THE TASK: Your output should be every line below, copied exactly.

Items from an interface collection:
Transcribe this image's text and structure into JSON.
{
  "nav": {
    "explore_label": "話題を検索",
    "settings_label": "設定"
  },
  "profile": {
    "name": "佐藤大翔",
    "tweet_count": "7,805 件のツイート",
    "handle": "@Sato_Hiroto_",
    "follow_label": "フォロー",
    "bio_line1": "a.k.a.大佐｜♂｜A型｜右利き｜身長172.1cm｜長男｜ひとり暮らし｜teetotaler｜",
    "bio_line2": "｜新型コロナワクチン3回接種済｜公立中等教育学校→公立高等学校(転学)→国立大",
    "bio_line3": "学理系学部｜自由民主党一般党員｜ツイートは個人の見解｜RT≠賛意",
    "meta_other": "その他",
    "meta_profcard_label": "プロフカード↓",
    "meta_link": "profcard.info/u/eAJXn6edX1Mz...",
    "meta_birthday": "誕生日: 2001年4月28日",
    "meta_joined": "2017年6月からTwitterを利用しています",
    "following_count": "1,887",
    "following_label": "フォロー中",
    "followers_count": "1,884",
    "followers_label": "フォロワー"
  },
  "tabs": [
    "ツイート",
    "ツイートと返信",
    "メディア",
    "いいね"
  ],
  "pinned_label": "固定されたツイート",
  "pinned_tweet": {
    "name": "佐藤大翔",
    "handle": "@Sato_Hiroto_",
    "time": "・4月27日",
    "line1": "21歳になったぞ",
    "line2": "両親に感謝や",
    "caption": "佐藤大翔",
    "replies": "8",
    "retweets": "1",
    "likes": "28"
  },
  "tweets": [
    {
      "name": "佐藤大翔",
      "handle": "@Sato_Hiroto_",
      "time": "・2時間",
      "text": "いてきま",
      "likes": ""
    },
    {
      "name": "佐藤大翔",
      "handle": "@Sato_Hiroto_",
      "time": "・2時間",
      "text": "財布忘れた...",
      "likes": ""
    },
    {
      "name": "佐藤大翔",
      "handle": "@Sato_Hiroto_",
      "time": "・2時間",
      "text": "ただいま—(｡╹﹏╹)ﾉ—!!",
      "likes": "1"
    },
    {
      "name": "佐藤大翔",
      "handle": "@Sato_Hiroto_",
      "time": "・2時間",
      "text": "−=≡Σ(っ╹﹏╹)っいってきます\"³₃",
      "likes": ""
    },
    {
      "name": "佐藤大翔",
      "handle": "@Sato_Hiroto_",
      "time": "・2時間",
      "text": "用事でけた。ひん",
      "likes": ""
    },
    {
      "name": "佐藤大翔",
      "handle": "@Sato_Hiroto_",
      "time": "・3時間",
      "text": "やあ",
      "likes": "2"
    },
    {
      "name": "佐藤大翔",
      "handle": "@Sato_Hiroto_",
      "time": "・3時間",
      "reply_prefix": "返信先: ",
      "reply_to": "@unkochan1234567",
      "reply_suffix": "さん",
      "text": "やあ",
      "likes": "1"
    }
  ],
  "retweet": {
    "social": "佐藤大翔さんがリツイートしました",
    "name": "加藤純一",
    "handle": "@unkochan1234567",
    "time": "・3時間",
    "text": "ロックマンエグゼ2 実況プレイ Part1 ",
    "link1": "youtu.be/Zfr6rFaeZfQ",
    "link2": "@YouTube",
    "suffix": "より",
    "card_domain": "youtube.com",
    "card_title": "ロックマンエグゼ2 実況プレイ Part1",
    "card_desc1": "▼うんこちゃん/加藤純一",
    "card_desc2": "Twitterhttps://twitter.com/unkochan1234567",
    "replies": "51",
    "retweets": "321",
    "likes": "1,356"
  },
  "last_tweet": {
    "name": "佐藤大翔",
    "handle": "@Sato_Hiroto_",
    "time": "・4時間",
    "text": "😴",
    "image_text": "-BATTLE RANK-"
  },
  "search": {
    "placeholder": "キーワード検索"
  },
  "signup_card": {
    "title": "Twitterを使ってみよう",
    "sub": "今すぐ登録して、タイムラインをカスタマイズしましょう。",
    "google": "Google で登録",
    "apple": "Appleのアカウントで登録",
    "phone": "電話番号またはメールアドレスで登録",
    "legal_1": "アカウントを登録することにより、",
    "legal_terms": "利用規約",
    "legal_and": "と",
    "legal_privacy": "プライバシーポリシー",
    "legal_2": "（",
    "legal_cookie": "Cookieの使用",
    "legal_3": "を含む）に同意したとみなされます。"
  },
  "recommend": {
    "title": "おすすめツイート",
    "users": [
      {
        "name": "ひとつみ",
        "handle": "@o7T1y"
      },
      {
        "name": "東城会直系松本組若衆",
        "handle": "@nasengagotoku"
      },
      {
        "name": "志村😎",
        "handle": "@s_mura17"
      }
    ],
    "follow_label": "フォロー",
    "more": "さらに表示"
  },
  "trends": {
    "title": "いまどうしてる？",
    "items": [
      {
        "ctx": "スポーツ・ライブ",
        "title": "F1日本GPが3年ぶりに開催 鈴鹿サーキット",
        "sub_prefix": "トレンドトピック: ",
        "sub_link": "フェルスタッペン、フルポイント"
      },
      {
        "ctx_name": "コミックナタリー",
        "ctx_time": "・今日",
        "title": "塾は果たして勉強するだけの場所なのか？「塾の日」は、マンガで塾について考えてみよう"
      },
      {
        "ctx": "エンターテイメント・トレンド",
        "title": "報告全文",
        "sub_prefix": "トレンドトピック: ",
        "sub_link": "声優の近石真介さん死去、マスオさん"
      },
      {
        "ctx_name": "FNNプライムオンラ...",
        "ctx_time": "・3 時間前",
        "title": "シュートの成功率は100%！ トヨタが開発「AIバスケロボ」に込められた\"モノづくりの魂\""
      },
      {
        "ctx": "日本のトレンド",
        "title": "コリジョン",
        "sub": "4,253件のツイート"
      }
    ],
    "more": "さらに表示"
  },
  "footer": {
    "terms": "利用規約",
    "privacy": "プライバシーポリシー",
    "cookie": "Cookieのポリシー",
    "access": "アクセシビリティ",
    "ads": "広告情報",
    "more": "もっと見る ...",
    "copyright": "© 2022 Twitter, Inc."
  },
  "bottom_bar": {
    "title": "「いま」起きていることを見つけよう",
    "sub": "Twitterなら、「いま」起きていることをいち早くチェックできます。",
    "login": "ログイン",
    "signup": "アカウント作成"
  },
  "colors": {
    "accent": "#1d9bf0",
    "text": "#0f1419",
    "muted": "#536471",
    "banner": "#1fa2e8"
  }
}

WRITTEN RESPONSE:
Transcribe this image's text and structure into JSON.
{
  "nav": {
    "explore_label": "話題を検索",
    "settings_label": "設定"
  },
  "profile": {
    "name": "佐藤大翔",
    "tweet_count": "7,805 件のツイート",
    "handle": "@Sato_Hiroto_",
    "follow_label": "フォロー",
    "bio_line1": "a.k.a.大佐｜♂｜A型｜右利き｜身長172.1cm｜長男｜ひとり暮らし｜teetotaler｜",
    "bio_line2": "｜新型コロナワクチン3回接種済｜公立中等教育学校→公立高等学校(転学)→国立大",
    "bio_line3": "学理系学部｜自由民主党一般党員｜ツイートは個人の見解｜RT≠賛意",
    "meta_other": "その他",
    "meta_profcard_label": "プロフカード↓",
    "meta_link": "profcard.info/u/eAJXn6edX1Mz...",
    "meta_birthday": "誕生日: 2001年4月28日",
    "meta_joined": "2017年6月からTwitterを利用しています",
    "following_count": "1,887",
    "following_label": "フォロー中",
    "followers_count": "1,884",
    "followers_label": "フォロワー"
  },
  "tabs": [
    "ツイート",
    "ツイートと返信",
    "メディア",
    "いいね"
  ],
  "pinned_label": "固定されたツイート",
  "pinned_tweet": {
    "name": "佐藤大翔",
    "handle": "@Sato_Hiroto_",
    "time": "・4月27日",
    "line1": "21歳になったぞ",
    "line2": "両親に感謝や",
    "caption": "佐藤大翔",
    "replies": "8",
    "retweets": "1",
    "likes": "28"
  },
  "tweets": [
    {
      "name": "佐藤大翔",
      "handle": "@Sato_Hiroto_",
      "time": "・2時間",
      "text": "いてきま",
      "likes": ""
    },
    {
      "name": "佐藤大翔",
      "handle": "@Sato_Hiroto_",
      "time": "・2時間",
      "text": "財布忘れた...",
      "likes": ""
    },
    {
      "name": "佐藤大翔",
      "handle": "@Sato_Hiroto_",
      "time": "・2時間",
      "text": "ただいま—(｡╹﹏╹)ﾉ—!!",
      "likes": "1"
    },
    {
      "name": "佐藤大翔",
      "handle": "@Sato_Hiroto_",
      "time": "・2時間",
      "text": "−=≡Σ(っ╹﹏╹)っいってきます\"³₃",
      "likes": ""
    },
    {
      "name": "佐藤大翔",
      "handle": "@Sato_Hiroto_",
      "time": "・2時間",
      "text": "用事でけた。ひん",
      "likes": ""
    },
    {
      "name": "佐藤大翔",
      "handle": "@Sato_Hiroto_",
      "time": "・3時間",
      "text": "やあ",
      "likes": "2"
    },
    {
      "name": "佐藤大翔",
      "handle": "@Sato_Hiroto_",
      "time": "・3時間",
      "reply_prefix": "返信先: ",
      "reply_to": "@unkochan1234567",
      "reply_suffix": "さん",
      "text": "やあ",
      "likes": "1"
    }
  ],
  "retweet": {
    "social": "佐藤大翔さんがリツイートしました",
    "name": "加藤純一",
    "handle": "@unkochan1234567",
    "time": "・3時間",
    "text": "ロックマンエグゼ2 実況プレイ Part1 ",
    "link1": "youtu.be/Zfr6rFaeZfQ",
    "link2": "@YouTube",
    "suffix": "より",
    "card_domain": "youtube.com",
    "card_title": "ロックマンエグゼ2 実況プレイ Part1",
    "card_desc1": "▼うんこちゃん/加藤純一",
    "card_desc2": "Twitterhttps://twitter.com/unkochan1234567",
    "replies": "51",
    "retweets": "321",
    "likes": "1,356"
  },
  "last_tweet": {
    "name": "佐藤大翔",
    "handle": "@Sato_Hiroto_",
    "time": "・4時間",
    "text": "😴",
    "image_text": "-BATTLE RANK-"
  },
  "search": {
    "placeholder": "キーワード検索"
  },
  "signup_card": {
    "title": "Twitterを使ってみよう",
    "sub": "今すぐ登録して、タイムラインをカスタマイズしましょう。",
    "google": "Google で登録",
    "apple": "Appleのアカウントで登録",
    "phone": "電話番号またはメールアドレスで登録",
    "legal_1": "アカウントを登録することにより、",
    "legal_terms": "利用規約",
    "legal_and": "と",
    "legal_privacy": "プライバシーポリシー",
    "legal_2": "（",
    "legal_cookie": "Cookieの使用",
    "legal_3": "を含む）に同意したとみなされます。"
  },
  "recommend": {
    "title": "おすすめツイート",
    "users": [
      {
        "name": "ひとつみ",
        "handle": "@o7T1y"
      },
      {
        "name": "東城会直系松本組若衆",
        "handle": "@nasengagotoku"
      },
      {
        "name": "志村😎",
        "handle": "@s_mura17"
      }
    ],
    "follow_label": "フォロー",
    "more": "さらに表示"
  },
  "trends": {
    "title": "いまどうしてる？",
    "items": [
      {
        "ctx": "スポーツ・ライブ",
        "title": "F1日本GPが3年ぶりに開催 鈴鹿サーキット",
        "sub_prefix": "トレンドトピック: ",
        "sub_link": "フェルスタッペン、フルポイント"
      },
      {
        "ctx_name": "コミックナタリー",
        "ctx_time": "・今日",
        "title": "塾は果たして勉強するだけの場所なのか？「塾の日」は、マンガで塾について考えてみよう"
      },
      {
        "ctx": "エンターテイメント・トレンド",
        "title": "報告全文",
        "sub_prefix": "トレンドトピック: ",
        "sub_link": "声優の近石真介さん死去、マスオさん"
      },
      {
        "ctx_name": "FNNプライムオンラ...",
        "ctx_time": "・3 時間前",
        "title": "シュートの成功率は100%！ トヨタが開発「AIバスケロボ」に込められた\"モノづくりの魂\""
      },
      {
        "ctx": "日本のトレンド",
        "title": "コリジョン",
        "sub": "4,253件のツイート"
      }
    ],
    "more": "さらに表示"
  },
  "footer": {
    "terms": "利用規約",
    "privacy": "プライバシーポリシー",
    "cookie": "Cookieのポリシー",
    "access": "アクセシビリティ",
    "ads": "広告情報",
    "more": "もっと見る ...",
    "copyright": "© 2022 Twitter, Inc."
  },
  "bottom_bar": {
    "title": "「いま」起きていることを見つけよう",
    "sub": "Twitterなら、「いま」起きていることをいち早くチェックできます。",
    "login": "ログイン",
    "signup": "アカウント作成"
  },
  "colors": {
    "accent": "#1d9bf0",
    "text": "#0f1419",
    "muted": "#536471",
    "banner": "#1fa2e8"
  }
}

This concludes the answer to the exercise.